Biological aging is a process associated with a gradual decline in tissues' homeostasis based on the progressive inability of the cells to self-renew. Cellular senescence is one of the hallmarks of the aging process, characterized by an irreversible cell cycle arrest due to reactive oxygen species (ROS) production, telomeres shortening, chronic inflammatory activation, and chromatin modifications. In this review, we will describe the effects of senescence on tissue structure, extracellular matrix (ECM) organization, and nucleus architecture, and see how these changes affect (are affected by) mechano-transduction. In our view, this is essential for a deeper understanding of the progressive pathological evolution of the cardiovascular system and its relationship with the detrimental effects of risk factors, known to act at an epigenetic level.

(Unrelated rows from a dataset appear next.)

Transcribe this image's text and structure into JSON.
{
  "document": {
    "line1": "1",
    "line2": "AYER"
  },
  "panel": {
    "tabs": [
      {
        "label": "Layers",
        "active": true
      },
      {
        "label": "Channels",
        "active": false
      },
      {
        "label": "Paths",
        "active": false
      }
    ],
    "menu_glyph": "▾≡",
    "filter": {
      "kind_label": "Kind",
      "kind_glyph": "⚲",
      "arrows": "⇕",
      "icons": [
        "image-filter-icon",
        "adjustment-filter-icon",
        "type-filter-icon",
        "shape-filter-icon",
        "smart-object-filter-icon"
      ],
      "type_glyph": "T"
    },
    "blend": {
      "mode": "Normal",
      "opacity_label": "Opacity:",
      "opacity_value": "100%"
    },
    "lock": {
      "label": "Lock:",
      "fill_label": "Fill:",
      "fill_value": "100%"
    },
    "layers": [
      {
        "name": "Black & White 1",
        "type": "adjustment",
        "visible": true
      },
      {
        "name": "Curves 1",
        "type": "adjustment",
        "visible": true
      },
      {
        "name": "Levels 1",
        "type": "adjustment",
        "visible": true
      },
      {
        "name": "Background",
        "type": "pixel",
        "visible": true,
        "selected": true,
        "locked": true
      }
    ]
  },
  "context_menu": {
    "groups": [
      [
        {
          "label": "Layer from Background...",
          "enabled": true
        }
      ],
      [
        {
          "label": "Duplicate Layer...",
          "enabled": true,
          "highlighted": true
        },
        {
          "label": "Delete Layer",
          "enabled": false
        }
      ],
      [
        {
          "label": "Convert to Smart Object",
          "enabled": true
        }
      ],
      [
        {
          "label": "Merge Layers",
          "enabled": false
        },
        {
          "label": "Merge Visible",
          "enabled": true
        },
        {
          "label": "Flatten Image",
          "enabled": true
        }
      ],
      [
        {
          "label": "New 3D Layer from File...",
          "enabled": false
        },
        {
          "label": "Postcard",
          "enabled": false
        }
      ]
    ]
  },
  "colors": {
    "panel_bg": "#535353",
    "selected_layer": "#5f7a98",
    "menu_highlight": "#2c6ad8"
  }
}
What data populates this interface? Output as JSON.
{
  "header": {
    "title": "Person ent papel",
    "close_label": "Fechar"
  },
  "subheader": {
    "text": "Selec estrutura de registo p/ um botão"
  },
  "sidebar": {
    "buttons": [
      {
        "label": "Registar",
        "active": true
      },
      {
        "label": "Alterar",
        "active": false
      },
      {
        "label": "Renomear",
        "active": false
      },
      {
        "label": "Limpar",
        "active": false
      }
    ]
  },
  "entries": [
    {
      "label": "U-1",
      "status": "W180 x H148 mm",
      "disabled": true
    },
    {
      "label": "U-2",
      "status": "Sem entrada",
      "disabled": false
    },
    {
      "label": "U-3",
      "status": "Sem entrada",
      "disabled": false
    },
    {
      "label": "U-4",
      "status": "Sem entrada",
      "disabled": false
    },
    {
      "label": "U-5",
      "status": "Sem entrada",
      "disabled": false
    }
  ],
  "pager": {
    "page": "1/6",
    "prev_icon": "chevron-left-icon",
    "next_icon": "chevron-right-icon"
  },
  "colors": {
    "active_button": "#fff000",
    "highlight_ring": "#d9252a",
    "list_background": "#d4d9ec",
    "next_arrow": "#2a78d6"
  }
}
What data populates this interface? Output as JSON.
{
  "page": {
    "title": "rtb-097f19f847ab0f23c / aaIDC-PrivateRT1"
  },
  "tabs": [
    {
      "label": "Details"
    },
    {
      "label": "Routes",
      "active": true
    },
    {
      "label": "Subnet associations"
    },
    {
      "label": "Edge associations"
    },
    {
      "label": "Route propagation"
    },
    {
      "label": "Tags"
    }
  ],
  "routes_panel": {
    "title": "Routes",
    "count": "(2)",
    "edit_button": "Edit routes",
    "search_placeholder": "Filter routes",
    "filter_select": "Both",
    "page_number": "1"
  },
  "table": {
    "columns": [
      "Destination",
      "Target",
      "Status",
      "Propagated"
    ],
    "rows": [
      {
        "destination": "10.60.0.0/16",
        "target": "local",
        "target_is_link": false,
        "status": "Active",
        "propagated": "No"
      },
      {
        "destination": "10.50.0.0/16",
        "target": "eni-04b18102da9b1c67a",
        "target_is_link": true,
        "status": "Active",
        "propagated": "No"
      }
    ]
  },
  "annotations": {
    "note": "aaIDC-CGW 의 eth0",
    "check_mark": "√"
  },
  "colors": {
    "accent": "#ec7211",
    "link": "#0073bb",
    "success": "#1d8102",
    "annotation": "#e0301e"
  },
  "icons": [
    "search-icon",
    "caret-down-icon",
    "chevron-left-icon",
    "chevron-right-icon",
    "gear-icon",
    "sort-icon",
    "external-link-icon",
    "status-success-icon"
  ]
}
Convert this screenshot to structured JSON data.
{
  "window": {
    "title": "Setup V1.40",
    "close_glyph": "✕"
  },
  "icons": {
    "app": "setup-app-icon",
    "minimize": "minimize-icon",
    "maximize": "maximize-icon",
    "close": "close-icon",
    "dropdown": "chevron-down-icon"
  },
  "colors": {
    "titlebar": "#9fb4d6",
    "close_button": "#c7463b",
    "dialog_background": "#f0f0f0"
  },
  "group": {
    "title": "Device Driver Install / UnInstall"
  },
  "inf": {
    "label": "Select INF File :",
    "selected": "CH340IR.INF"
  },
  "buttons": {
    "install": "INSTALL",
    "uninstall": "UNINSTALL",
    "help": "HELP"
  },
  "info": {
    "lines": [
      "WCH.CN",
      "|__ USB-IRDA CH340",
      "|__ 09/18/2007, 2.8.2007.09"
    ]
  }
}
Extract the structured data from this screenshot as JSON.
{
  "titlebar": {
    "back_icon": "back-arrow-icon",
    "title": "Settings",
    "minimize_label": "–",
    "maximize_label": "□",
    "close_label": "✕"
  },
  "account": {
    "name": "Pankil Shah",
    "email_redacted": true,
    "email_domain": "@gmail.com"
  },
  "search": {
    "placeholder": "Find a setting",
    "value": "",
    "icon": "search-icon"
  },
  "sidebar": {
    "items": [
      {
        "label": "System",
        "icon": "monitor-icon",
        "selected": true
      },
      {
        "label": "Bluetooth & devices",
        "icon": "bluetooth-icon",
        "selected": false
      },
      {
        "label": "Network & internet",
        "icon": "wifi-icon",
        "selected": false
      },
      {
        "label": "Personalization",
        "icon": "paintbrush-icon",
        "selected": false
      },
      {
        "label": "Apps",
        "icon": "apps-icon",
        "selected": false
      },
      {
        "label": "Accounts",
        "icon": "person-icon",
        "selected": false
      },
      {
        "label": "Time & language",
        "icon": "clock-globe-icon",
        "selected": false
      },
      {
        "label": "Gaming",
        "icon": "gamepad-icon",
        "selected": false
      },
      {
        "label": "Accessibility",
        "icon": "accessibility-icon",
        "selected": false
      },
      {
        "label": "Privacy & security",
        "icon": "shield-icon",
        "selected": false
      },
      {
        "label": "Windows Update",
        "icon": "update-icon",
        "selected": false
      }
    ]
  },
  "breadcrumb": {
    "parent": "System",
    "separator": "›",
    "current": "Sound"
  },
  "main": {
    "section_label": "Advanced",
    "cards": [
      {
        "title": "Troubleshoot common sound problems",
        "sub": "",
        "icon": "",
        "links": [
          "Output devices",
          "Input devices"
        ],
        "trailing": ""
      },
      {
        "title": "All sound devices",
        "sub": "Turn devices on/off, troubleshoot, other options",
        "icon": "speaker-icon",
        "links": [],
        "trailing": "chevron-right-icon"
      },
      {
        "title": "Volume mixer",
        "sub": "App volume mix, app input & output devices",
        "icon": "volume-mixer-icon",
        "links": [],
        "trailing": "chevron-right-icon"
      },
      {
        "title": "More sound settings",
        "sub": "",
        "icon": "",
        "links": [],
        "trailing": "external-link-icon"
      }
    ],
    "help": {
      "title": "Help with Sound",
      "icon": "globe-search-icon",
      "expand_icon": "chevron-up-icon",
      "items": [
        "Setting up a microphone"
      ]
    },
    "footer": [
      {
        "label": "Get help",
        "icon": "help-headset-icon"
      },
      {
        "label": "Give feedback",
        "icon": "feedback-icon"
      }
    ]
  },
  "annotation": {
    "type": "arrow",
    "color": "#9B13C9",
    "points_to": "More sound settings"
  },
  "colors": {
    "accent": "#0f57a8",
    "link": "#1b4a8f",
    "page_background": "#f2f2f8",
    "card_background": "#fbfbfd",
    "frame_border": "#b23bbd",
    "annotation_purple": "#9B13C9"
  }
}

Ferrari S, Pesce M. Stiffness and Aging in Cardiovascular Diseases: The Dangerous Relationship between Force and Senescence. Int J Mol Sci 2021 Mar 26;22(7):3404. doi: 10.3390/ijms22073404.